## [HOW TO COMPLETE THIS TASK]
What is the number of lines in these entries that include "label"? Write that number and no other text.

App and web page records
***

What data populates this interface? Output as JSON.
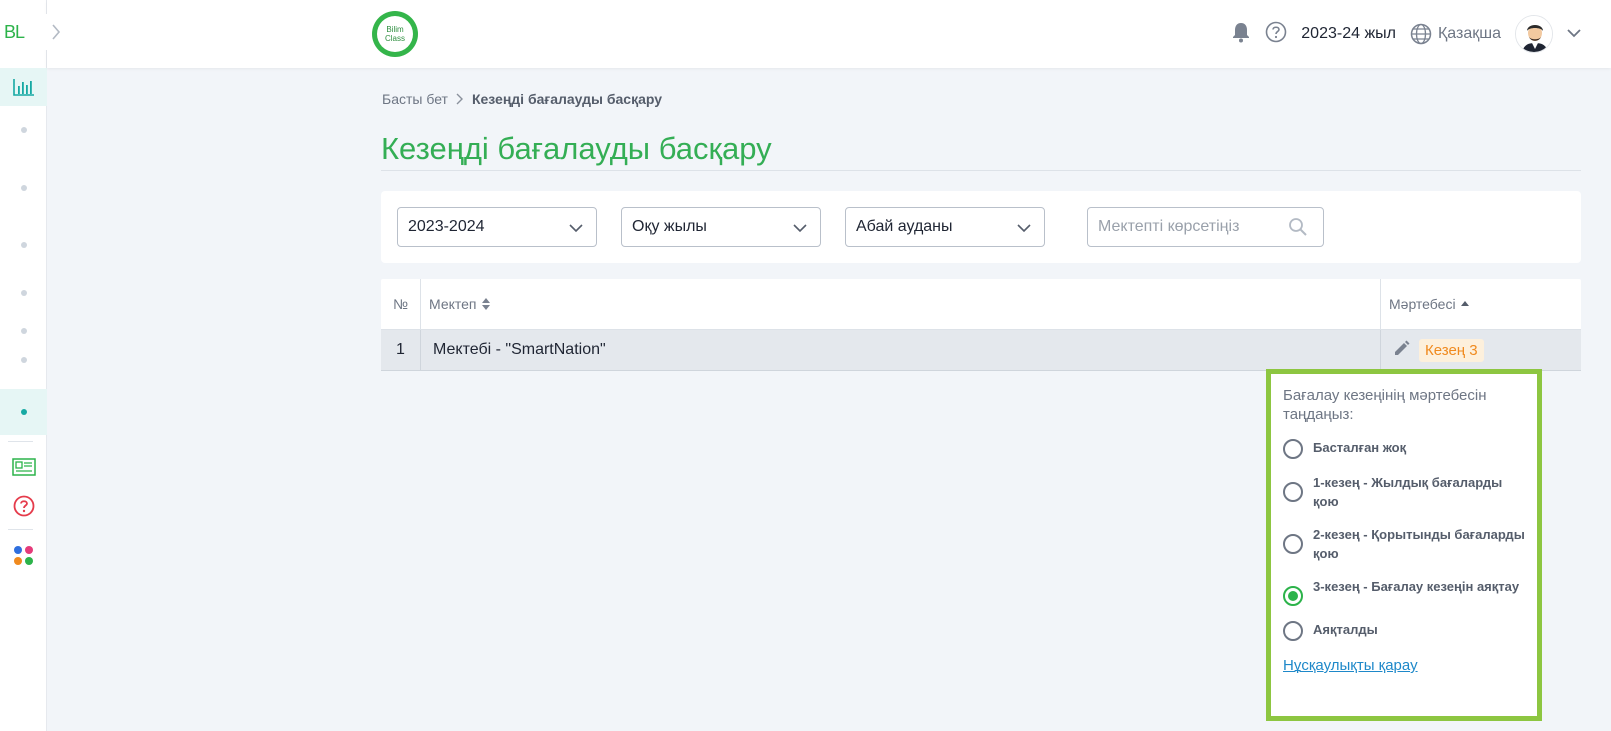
{
  "sidebar": {
    "logo": "BL"
  },
  "header": {
    "brand_line1": "Bilim",
    "brand_line2": "Class",
    "year": "2023-24 жыл",
    "language": "Қазақша"
  },
  "breadcrumb": {
    "home": "Басты бет",
    "current": "Кезеңді бағалауды басқару"
  },
  "page_title": "Кезеңді бағалауды басқару",
  "filters": {
    "year": "2023-2024",
    "period": "Оқу жылы",
    "district": "Абай ауданы",
    "search_placeholder": "Мектепті көрсетіңіз"
  },
  "table": {
    "headers": {
      "no": "№",
      "school": "Мектеп",
      "status": "Мәртебесі"
    },
    "rows": [
      {
        "no": "1",
        "school": "Мектебі - \"SmartNation\"",
        "status": "Кезең 3"
      }
    ]
  },
  "popover": {
    "title": "Бағалау кезеңінің мәртебесін таңдаңыз:",
    "options": [
      {
        "label": "Басталған жоқ",
        "selected": false
      },
      {
        "label": "1-кезең - Жылдық бағаларды қою",
        "selected": false
      },
      {
        "label": "2-кезең - Қорытынды бағаларды қою",
        "selected": false
      },
      {
        "label": "3-кезең - Бағалау кезеңін аяқтау",
        "selected": true
      },
      {
        "label": "Аяқталды",
        "selected": false
      }
    ],
    "link": "Нұсқаулықты қарау"
  },
  "colors": {
    "brand_green": "#2cb34a",
    "title_green": "#34ae55",
    "popover_border": "#8dc641",
    "badge_text": "#f08a1e",
    "link_blue": "#1e88c9"
  }
}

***

## [RESPONSE AREA]
5